### Provided information ###

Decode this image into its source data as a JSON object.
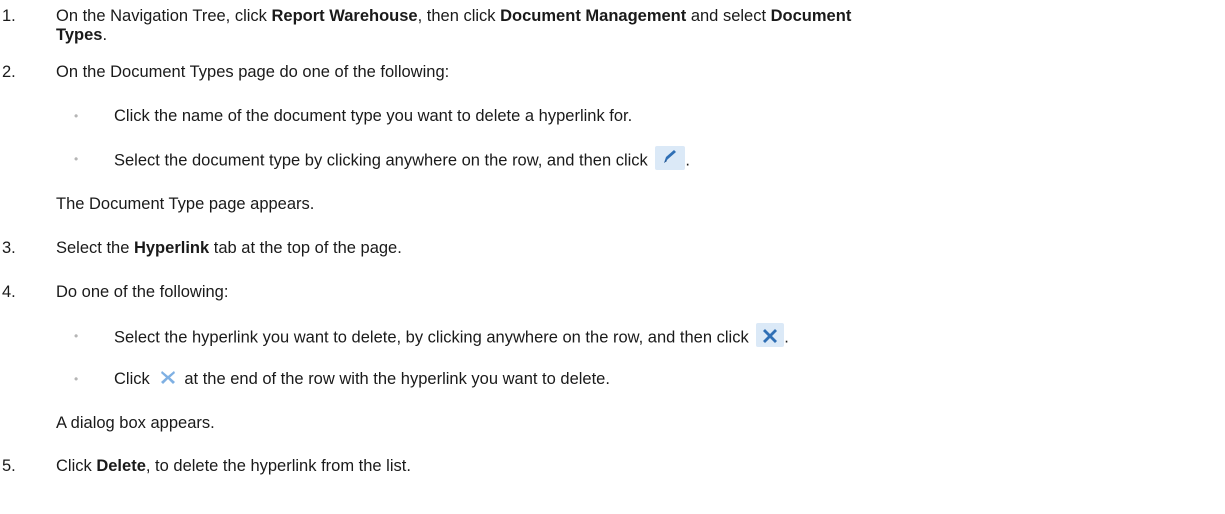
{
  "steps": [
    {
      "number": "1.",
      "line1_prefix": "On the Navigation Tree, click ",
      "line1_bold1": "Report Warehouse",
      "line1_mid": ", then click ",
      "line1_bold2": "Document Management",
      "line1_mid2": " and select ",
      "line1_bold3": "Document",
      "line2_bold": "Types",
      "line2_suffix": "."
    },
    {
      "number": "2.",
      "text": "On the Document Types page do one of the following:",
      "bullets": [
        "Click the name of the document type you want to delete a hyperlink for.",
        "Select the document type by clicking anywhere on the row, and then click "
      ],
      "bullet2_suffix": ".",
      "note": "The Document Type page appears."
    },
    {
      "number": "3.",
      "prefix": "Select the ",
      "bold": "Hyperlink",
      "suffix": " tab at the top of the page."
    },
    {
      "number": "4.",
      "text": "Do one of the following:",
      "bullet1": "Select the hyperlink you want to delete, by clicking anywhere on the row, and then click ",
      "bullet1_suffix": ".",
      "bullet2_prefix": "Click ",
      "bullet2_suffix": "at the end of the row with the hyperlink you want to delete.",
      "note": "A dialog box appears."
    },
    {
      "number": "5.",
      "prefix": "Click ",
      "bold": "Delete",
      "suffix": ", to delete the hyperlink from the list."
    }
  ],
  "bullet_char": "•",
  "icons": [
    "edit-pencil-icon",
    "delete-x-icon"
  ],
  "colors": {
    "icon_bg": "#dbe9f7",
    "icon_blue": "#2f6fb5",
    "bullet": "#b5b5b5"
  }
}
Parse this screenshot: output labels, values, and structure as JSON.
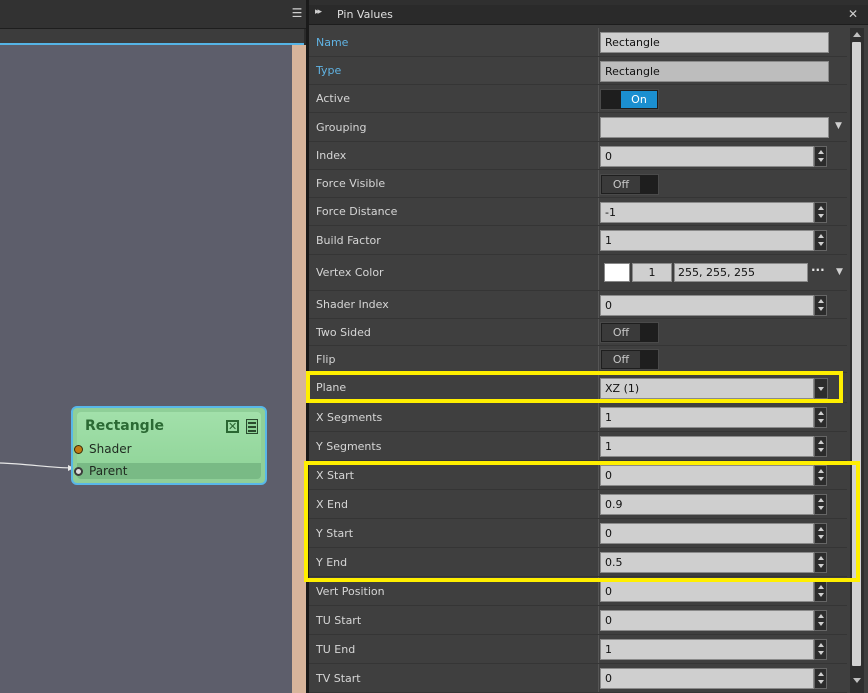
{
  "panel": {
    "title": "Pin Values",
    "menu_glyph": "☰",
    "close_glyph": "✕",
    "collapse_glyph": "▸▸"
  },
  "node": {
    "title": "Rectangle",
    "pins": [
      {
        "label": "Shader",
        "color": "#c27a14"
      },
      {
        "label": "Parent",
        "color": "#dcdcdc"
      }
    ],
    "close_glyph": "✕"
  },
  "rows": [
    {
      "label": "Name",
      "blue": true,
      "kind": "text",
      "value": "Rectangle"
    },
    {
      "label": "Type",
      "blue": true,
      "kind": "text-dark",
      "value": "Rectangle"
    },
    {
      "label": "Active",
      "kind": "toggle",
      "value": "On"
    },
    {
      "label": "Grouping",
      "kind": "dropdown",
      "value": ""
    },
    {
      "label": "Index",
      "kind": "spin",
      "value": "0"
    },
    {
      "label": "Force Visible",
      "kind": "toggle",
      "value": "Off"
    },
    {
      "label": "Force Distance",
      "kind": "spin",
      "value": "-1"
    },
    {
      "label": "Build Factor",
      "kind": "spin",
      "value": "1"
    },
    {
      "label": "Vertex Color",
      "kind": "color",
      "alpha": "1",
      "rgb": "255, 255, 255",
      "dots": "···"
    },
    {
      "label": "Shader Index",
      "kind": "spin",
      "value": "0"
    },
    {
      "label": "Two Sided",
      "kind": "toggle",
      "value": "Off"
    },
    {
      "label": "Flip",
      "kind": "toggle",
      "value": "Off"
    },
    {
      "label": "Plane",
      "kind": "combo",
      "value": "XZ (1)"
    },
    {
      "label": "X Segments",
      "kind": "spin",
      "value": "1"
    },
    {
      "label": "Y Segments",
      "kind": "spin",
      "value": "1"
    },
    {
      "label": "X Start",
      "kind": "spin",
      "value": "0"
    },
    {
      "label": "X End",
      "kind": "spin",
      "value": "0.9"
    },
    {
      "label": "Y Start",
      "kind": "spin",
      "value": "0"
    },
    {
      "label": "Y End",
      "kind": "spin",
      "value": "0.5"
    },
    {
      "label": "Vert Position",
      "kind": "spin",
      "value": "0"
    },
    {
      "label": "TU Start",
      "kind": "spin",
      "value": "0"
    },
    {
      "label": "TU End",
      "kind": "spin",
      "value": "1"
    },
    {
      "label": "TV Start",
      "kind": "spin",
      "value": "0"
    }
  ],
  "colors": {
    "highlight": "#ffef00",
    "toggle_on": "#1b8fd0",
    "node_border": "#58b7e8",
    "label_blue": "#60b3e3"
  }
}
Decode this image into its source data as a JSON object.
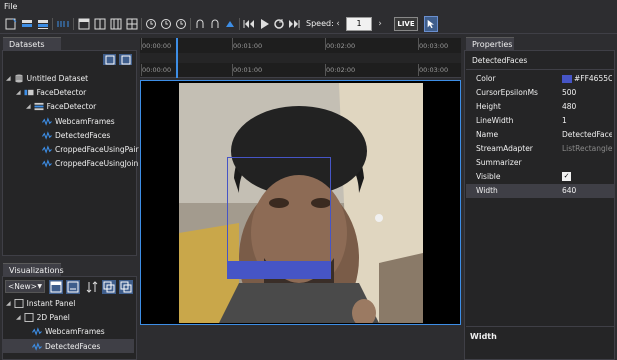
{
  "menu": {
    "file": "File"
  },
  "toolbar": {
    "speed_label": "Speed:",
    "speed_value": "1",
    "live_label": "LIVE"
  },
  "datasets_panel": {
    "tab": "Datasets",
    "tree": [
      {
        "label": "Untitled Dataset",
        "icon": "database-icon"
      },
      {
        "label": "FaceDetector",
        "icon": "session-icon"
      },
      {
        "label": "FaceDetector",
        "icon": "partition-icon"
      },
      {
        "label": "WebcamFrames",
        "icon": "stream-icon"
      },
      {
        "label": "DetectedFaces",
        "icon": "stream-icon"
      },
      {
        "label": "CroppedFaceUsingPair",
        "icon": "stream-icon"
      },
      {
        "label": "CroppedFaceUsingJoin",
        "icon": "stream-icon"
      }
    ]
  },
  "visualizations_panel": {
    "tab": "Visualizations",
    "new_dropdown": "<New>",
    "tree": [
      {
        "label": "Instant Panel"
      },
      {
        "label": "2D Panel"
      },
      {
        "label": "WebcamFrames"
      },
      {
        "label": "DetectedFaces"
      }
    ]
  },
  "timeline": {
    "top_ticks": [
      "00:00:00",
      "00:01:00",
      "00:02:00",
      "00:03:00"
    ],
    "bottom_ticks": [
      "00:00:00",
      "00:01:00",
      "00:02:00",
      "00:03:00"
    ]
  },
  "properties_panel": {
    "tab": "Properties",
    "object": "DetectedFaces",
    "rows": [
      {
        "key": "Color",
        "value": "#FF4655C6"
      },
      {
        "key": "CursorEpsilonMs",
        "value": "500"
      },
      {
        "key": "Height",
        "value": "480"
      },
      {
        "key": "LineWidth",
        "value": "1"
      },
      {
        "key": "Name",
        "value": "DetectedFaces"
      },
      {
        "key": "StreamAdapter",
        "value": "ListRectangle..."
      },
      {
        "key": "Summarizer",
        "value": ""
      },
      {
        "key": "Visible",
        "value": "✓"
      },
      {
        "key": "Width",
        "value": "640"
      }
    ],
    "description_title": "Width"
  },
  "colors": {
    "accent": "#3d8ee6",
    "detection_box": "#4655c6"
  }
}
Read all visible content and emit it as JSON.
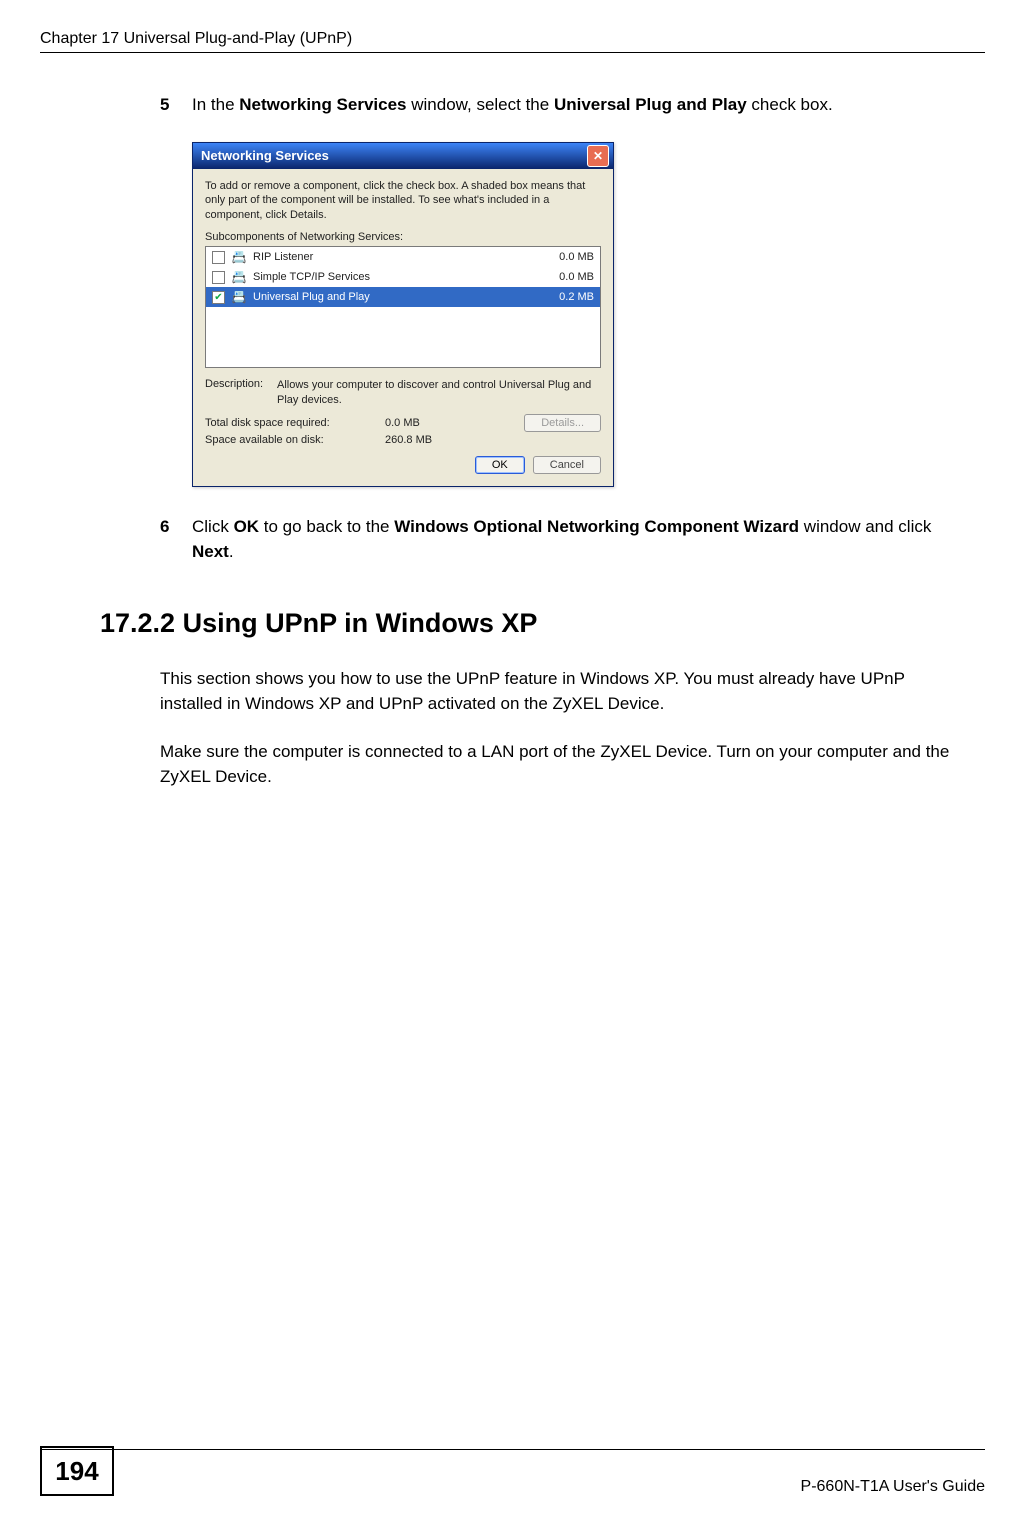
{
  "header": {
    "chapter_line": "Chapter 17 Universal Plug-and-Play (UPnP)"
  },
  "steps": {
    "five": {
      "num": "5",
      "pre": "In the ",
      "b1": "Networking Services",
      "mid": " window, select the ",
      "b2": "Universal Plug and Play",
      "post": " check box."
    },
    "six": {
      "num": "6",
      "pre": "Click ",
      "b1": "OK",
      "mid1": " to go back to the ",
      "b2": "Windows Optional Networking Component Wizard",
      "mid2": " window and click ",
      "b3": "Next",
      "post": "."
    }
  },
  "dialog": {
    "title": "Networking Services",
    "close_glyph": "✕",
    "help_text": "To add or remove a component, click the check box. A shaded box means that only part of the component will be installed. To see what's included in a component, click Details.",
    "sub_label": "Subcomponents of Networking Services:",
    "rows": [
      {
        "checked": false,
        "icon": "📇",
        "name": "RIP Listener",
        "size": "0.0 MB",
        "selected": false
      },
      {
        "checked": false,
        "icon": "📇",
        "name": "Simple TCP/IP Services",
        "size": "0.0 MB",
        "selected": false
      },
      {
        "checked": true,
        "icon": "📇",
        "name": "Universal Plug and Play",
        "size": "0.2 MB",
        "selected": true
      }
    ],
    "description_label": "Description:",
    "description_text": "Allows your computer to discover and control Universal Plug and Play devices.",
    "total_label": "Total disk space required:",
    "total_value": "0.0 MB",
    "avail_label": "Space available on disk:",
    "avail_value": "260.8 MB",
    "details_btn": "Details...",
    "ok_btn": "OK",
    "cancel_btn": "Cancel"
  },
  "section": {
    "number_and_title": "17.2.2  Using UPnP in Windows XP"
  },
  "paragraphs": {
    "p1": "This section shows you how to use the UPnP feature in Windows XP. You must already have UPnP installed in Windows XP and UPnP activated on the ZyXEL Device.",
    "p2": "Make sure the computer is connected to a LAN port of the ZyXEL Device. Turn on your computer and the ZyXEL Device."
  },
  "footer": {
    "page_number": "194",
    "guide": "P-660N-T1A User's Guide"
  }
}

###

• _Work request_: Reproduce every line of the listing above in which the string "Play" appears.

• _Task solution_:
    "chapter_line": "Chapter 17 Universal Plug-and-Play (UPnP)"
      "b2": "Universal Plug and Play",
        "name": "Universal Plug and Play",
    "description_text": "Allows your computer to discover and control Universal Plug and Play devices.",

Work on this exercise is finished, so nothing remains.